Koronet Pizza Brings Its Giant Slices to Washington Heights
WASHINGTON HEIGHTS — Koronet Pizza is bringing its massive pizza slices farther uptown.
The Morningside Heights-based pizzeria beloved by Columbia University students and neighbors for its gigantic, $2.50 slices has taken its act up north, opening a second location in Washington Heights.
New York Koronet pizza, located at 4087 Broadway, opened its doors to customers on Nov. 2, treating uptowners to the 32-inch pizzas that made it a hit with its original location.
Owner Cleon Minakas said that the restaurant opened with a bang, handing out free slices to customers on its first day and creating a line that stretched down Broadway and around 172nd street.
"We had to stop by 8:30 p.m. because we were running out of materials," Minakas said.
Koronet has been slinging slices to Columbia University students at Broadway and 110th street since 1981, but the combination of lower uptown rents and close proximity to Columbia University Medical Center made Washington Heights an attractive location when the family-owned restaurant decided to expand.
"After 31 years we thought it might be a good idea to open another one," said Minakas, who lives in Astoria.
So far Minakas said that business has been "okay," but he added that new customers are still wowed by the jumbo slices, which are almost as large as the trays they're served on.
"People see it and they say, 'Oh my God, it's so big; can I take a picture of it?'" Minakas said.
While converting stragglers to customers has been slow, the restaurant has had big appeal to Columbia Medical Center students, many of whom remembered the giant slices from their undergraduate days.
One such student, Adam De Fazio, was thrilled when he stumbled upon the new location.
"The limited pizza options up here are not very good," De Fazio said as he ordered a slice with a friend, Michelle Castro.

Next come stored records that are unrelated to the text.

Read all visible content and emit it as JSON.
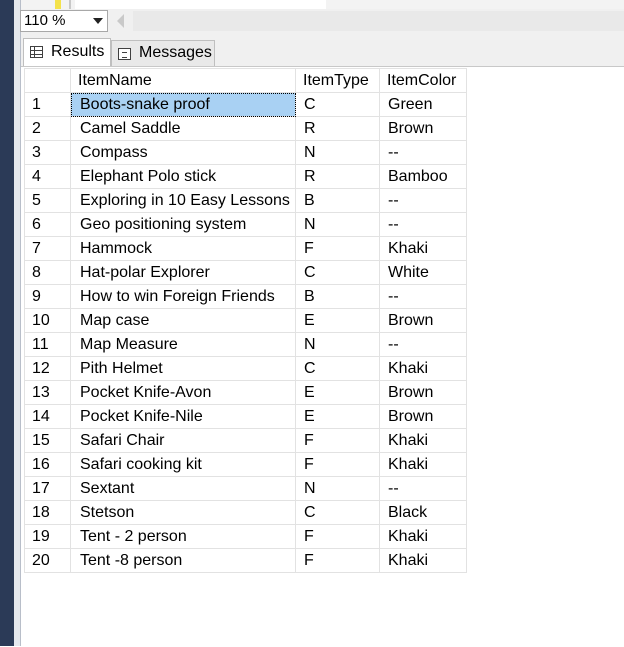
{
  "zoom": {
    "value": "110 %"
  },
  "tabs": {
    "results": "Results",
    "messages": "Messages"
  },
  "grid": {
    "columns": [
      "ItemName",
      "ItemType",
      "ItemColor"
    ],
    "selected_row": 1,
    "rows": [
      {
        "n": "1",
        "name": "Boots-snake proof",
        "type": "C",
        "color": "Green"
      },
      {
        "n": "2",
        "name": "Camel Saddle",
        "type": "R",
        "color": "Brown"
      },
      {
        "n": "3",
        "name": "Compass",
        "type": "N",
        "color": "--"
      },
      {
        "n": "4",
        "name": "Elephant Polo stick",
        "type": "R",
        "color": "Bamboo"
      },
      {
        "n": "5",
        "name": "Exploring in 10 Easy Lessons",
        "type": "B",
        "color": "--"
      },
      {
        "n": "6",
        "name": "Geo positioning system",
        "type": "N",
        "color": "--"
      },
      {
        "n": "7",
        "name": "Hammock",
        "type": "F",
        "color": "Khaki"
      },
      {
        "n": "8",
        "name": "Hat-polar Explorer",
        "type": "C",
        "color": "White"
      },
      {
        "n": "9",
        "name": "How to win Foreign Friends",
        "type": "B",
        "color": "--"
      },
      {
        "n": "10",
        "name": "Map case",
        "type": "E",
        "color": "Brown"
      },
      {
        "n": "11",
        "name": "Map Measure",
        "type": "N",
        "color": "--"
      },
      {
        "n": "12",
        "name": "Pith Helmet",
        "type": "C",
        "color": "Khaki"
      },
      {
        "n": "13",
        "name": "Pocket Knife-Avon",
        "type": "E",
        "color": "Brown"
      },
      {
        "n": "14",
        "name": "Pocket Knife-Nile",
        "type": "E",
        "color": "Brown"
      },
      {
        "n": "15",
        "name": "Safari Chair",
        "type": "F",
        "color": "Khaki"
      },
      {
        "n": "16",
        "name": "Safari cooking kit",
        "type": "F",
        "color": "Khaki"
      },
      {
        "n": "17",
        "name": "Sextant",
        "type": "N",
        "color": "--"
      },
      {
        "n": "18",
        "name": "Stetson",
        "type": "C",
        "color": "Black"
      },
      {
        "n": "19",
        "name": "Tent - 2 person",
        "type": "F",
        "color": "Khaki"
      },
      {
        "n": "20",
        "name": "Tent -8 person",
        "type": "F",
        "color": "Khaki"
      }
    ]
  }
}
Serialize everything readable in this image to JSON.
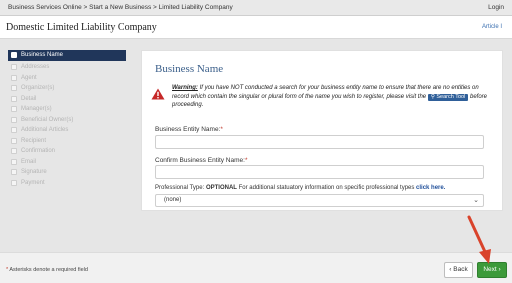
{
  "topbar": {
    "breadcrumb": "Business Services Online > Start a New Business > Limited Liability Company",
    "login": "Login"
  },
  "header": {
    "title": "Domestic Limited Liability Company",
    "article_link": "Article I"
  },
  "sidebar": {
    "items": [
      {
        "label": "Business Name",
        "active": true
      },
      {
        "label": "Addresses"
      },
      {
        "label": "Agent"
      },
      {
        "label": "Organizer(s)"
      },
      {
        "label": "Detail"
      },
      {
        "label": "Manager(s)"
      },
      {
        "label": "Beneficial Owner(s)"
      },
      {
        "label": "Additional Articles"
      },
      {
        "label": "Recipient"
      },
      {
        "label": "Confirmation"
      },
      {
        "label": "Email"
      },
      {
        "label": "Signature"
      },
      {
        "label": "Payment"
      }
    ]
  },
  "main": {
    "heading": "Business Name",
    "warning": {
      "label": "Warning:",
      "text_before": "If you have NOT conducted a search for your business entity name to ensure that there are no entities on record which contain the singular or plural form of the name you wish to register, please visit the",
      "button": "Search Tool",
      "text_after": "before proceeding."
    },
    "fields": {
      "entity_name_label": "Business Entity Name:",
      "confirm_name_label": "Confirm Business Entity Name:",
      "required_mark": "*"
    },
    "professional": {
      "label_start": "Professional Type:",
      "optional": "OPTIONAL",
      "label_mid": "For additional statuatory information on specific professional types",
      "link": "click here.",
      "selected": "(none)"
    }
  },
  "footer": {
    "required_mark": "*",
    "note": "Asterisks denote a required field",
    "back_label": "Back",
    "next_label": "Next"
  },
  "colors": {
    "nav_active": "#20365a",
    "heading": "#3b5f8a",
    "next_button": "#3c9a3a",
    "required": "#c0392b",
    "annotation_arrow": "#d9432b"
  },
  "icons": {
    "warning": "warning-triangle-icon",
    "search": "search-icon",
    "back": "chevron-left-icon",
    "next": "chevron-right-icon",
    "select": "chevron-down-icon"
  }
}
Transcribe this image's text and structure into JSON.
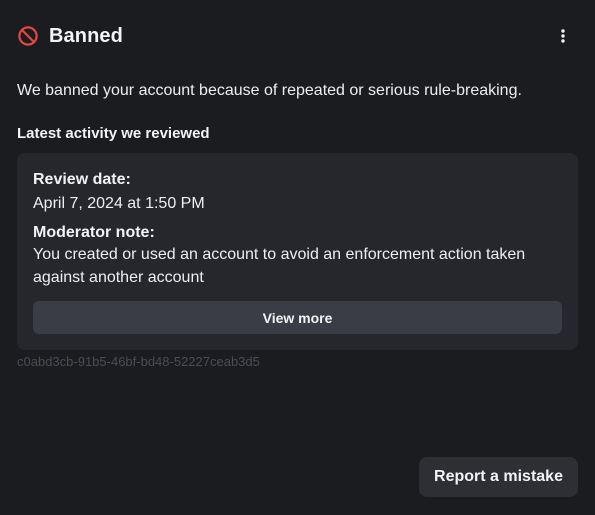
{
  "header": {
    "title": "Banned",
    "status_icon": "ban-icon",
    "menu_icon": "more-vertical-icon"
  },
  "colors": {
    "ban_red": "#e5483f",
    "background": "#1b1c20",
    "card": "#25272d",
    "button": "#3a3d45"
  },
  "description": "We banned your account because of repeated or serious rule-breaking.",
  "activity": {
    "heading": "Latest activity we reviewed",
    "review_date_label": "Review date:",
    "review_date_value": "April 7, 2024 at 1:50 PM",
    "moderator_note_label": "Moderator note:",
    "moderator_note_value": "You created or used an account to avoid an enforcement action taken against another account",
    "view_more_label": "View more"
  },
  "reference_id": "c0abd3cb-91b5-46bf-bd48-52227ceab3d5",
  "actions": {
    "report_label": "Report a mistake"
  }
}
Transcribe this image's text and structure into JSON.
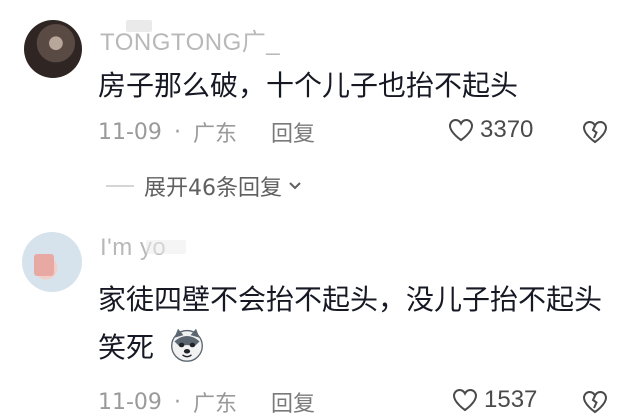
{
  "comments": [
    {
      "username": "TONGTONG广_",
      "text": "房子那么破，十个儿子也抬不起头",
      "date": "11-09",
      "location": "广东",
      "reply_label": "回复",
      "likes": "3370",
      "expand_label": "展开46条回复"
    },
    {
      "username": "I'm yo",
      "text": "家徒四壁不会抬不起头，没儿子抬不起头 笑死",
      "sticker_icon": "husky-dog-sticker",
      "date": "11-09",
      "location": "广东",
      "reply_label": "回复",
      "likes": "1537"
    }
  ],
  "icons": {
    "like": "heart-outline-icon",
    "dislike": "broken-heart-icon",
    "expand": "chevron-down-icon"
  },
  "colors": {
    "text": "#161823",
    "meta": "#9a9a9a",
    "username": "#b8b8b8"
  }
}
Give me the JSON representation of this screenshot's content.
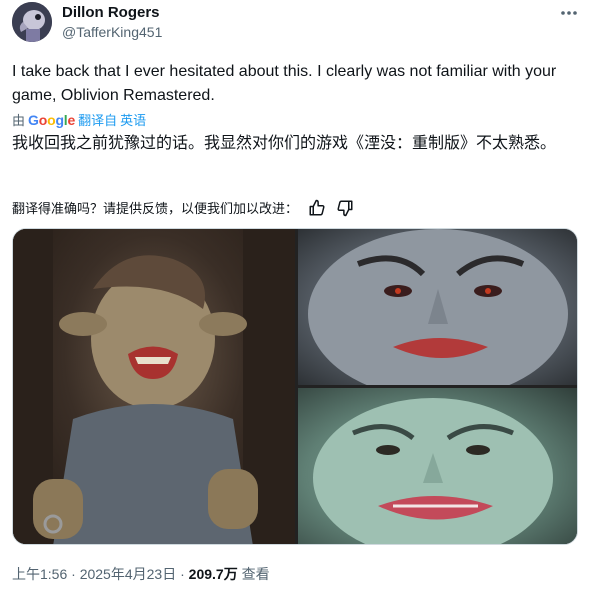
{
  "author": {
    "name": "Dillon Rogers",
    "handle": "@TafferKing451"
  },
  "tweet": {
    "text_en": "I take back that I ever hesitated about this. I clearly was not familiar with your game, Oblivion Remastered.",
    "translated_prefix": "由",
    "google_word": [
      "G",
      "o",
      "o",
      "g",
      "l",
      "e"
    ],
    "translated_suffix": "翻译自",
    "source_language": "英语",
    "text_zh": "我收回我之前犹豫过的话。我显然对你们的游戏《湮没：重制版》不太熟悉。",
    "feedback_prompt": "翻译得准确吗？请提供反馈，以便我们加以改进："
  },
  "footer": {
    "time": "上午1:56",
    "sep1": "·",
    "date": "2025年4月23日",
    "sep2": "·",
    "views_count": "209.7万",
    "views_label": "查看"
  },
  "icons": {
    "more": "more-dots-icon",
    "thumbs_up": "thumbs-up-icon",
    "thumbs_down": "thumbs-down-icon"
  },
  "colors": {
    "text_primary": "#0f1419",
    "text_secondary": "#536471",
    "link_blue": "#1d9bf0"
  }
}
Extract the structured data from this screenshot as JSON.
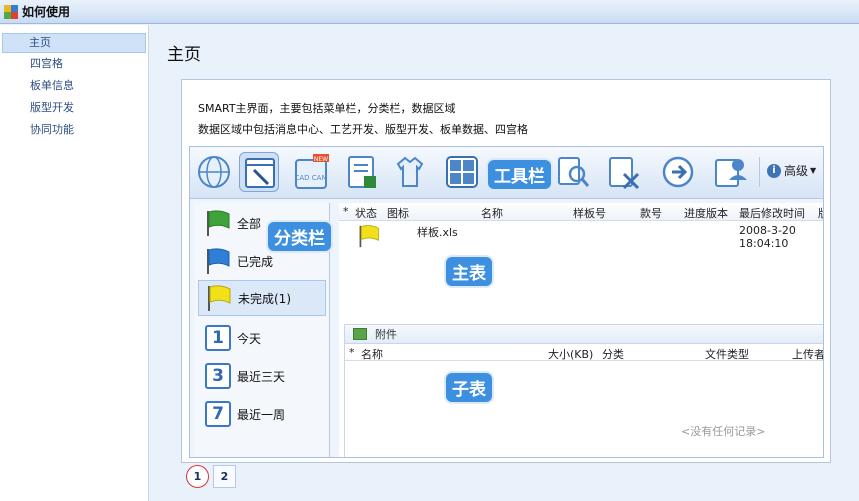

Minakas said the family would eventually like to open additional locations around the city. They plan to use the Washington Heights store as a litmus test.
"Let's just see how business goes here first," Minakas said.